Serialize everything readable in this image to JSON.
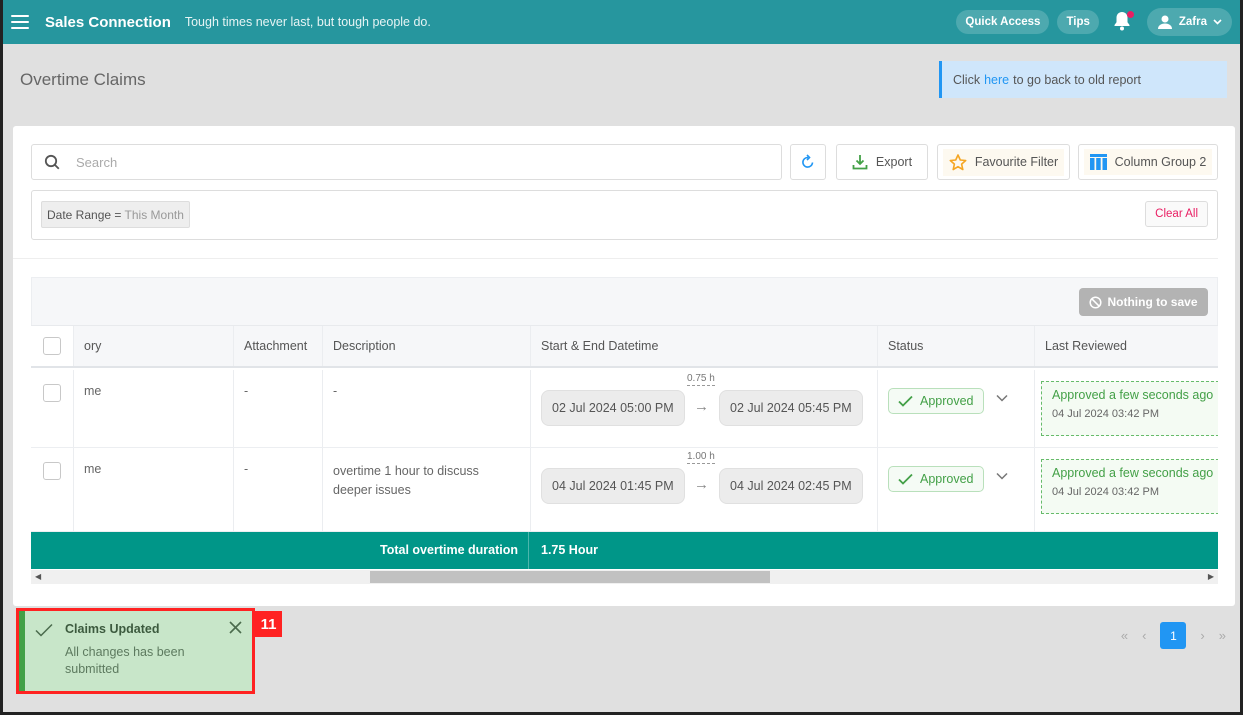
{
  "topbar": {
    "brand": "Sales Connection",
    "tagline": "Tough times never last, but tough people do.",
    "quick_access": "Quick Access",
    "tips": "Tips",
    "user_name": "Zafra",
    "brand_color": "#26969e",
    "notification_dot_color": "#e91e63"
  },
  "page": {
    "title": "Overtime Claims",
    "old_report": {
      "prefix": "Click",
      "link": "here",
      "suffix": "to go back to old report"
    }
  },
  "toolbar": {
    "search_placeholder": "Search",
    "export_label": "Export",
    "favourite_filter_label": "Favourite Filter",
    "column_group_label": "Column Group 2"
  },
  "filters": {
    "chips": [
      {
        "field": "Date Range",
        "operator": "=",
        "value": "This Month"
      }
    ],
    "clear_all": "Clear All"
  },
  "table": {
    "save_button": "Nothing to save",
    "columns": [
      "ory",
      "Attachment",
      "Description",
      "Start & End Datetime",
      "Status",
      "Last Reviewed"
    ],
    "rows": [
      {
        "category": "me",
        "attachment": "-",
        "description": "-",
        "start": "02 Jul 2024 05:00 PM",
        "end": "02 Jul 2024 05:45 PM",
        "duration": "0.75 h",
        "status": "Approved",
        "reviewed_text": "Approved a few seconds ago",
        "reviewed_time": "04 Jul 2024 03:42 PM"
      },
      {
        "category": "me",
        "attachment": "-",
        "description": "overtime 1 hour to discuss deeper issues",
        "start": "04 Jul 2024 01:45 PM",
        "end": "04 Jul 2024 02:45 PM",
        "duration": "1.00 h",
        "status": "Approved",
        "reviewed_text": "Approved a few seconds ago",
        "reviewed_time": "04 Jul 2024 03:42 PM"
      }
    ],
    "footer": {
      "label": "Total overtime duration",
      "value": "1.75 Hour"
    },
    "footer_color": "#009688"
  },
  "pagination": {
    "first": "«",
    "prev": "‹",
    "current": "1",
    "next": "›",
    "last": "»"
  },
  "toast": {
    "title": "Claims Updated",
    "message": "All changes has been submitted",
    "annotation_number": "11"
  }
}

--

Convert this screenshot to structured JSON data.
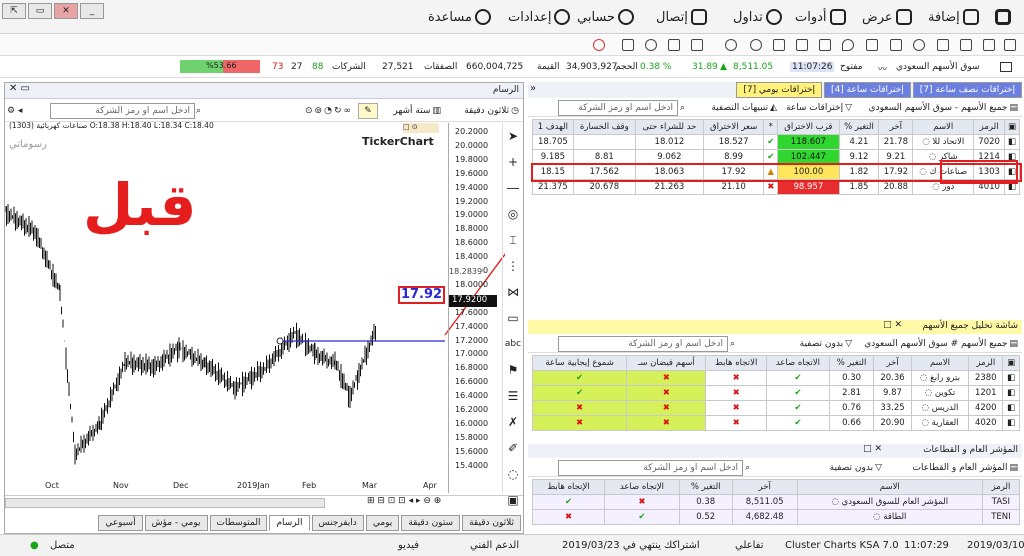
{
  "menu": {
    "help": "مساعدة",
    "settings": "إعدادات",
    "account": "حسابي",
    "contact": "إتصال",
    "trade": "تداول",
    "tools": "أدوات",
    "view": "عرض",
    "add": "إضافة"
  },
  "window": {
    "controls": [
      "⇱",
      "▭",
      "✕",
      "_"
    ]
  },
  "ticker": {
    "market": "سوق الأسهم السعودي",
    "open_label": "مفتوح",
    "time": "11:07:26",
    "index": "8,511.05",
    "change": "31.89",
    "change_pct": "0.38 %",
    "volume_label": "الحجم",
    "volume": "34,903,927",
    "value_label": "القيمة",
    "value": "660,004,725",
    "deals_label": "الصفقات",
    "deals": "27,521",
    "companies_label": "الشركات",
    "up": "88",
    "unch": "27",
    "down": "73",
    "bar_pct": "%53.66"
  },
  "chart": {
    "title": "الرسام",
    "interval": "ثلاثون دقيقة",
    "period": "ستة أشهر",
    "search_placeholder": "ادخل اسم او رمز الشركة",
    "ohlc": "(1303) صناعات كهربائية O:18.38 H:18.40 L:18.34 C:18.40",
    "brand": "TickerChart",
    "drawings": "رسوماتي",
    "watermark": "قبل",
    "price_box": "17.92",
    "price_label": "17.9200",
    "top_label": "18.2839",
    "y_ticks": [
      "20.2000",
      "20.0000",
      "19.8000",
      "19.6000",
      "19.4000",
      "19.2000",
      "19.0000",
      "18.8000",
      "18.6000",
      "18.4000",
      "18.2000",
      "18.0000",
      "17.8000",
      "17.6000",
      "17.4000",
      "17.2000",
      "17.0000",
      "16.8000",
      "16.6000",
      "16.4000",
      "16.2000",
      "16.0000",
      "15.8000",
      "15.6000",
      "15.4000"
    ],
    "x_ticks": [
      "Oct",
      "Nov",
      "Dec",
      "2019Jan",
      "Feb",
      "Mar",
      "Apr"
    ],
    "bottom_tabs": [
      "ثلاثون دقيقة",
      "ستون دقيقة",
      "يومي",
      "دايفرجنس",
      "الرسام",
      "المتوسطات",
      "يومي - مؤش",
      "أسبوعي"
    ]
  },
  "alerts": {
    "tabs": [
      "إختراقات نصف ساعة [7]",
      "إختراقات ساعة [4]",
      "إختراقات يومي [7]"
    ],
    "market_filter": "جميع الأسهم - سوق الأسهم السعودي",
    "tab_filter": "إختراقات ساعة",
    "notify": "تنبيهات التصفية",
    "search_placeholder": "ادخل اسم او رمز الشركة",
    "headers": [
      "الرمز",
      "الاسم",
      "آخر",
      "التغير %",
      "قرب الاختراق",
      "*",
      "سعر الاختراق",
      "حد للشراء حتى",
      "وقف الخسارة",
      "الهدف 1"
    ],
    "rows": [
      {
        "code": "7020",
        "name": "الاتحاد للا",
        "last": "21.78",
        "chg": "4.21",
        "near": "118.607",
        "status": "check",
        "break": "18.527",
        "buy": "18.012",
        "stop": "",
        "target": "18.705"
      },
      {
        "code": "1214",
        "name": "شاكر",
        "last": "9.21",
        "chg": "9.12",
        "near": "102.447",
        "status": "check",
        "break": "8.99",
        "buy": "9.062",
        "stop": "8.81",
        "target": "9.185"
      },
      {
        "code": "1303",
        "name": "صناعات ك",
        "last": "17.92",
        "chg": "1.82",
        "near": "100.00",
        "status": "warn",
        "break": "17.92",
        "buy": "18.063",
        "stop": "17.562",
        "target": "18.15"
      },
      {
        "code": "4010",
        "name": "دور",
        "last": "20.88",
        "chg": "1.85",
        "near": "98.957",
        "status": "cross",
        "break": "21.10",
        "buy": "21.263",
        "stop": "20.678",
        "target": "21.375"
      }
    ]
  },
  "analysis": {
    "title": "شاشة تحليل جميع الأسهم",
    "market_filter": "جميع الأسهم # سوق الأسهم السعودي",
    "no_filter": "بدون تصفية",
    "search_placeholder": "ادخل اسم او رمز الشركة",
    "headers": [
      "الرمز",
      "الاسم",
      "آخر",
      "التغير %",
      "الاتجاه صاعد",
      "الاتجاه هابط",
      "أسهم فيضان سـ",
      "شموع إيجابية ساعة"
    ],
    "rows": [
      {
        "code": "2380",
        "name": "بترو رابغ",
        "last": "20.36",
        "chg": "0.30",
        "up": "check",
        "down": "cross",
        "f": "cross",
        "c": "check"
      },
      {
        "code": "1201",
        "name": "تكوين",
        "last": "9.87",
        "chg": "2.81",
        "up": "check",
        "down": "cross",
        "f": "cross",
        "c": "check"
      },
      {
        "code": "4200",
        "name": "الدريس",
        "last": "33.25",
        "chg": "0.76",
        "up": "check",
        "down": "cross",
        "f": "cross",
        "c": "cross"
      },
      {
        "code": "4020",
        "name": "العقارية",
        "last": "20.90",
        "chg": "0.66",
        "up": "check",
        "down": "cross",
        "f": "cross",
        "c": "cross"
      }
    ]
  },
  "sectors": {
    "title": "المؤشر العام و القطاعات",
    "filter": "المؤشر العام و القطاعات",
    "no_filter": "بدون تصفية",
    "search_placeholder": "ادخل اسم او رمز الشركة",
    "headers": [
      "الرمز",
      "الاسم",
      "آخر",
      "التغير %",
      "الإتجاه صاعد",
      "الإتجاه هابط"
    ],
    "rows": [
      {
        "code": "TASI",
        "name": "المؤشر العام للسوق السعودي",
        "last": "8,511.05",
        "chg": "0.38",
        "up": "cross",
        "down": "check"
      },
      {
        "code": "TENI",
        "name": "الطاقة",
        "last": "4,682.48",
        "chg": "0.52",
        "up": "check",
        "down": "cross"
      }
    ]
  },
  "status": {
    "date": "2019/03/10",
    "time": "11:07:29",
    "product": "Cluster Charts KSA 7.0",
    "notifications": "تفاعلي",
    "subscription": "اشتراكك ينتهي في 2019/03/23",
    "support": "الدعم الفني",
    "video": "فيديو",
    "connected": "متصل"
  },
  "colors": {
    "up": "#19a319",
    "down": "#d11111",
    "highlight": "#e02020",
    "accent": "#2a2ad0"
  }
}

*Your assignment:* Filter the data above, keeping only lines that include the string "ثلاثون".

*Response for this exercise:*
    "interval": "ثلاثون دقيقة",
      "ثلاثون دقيقة",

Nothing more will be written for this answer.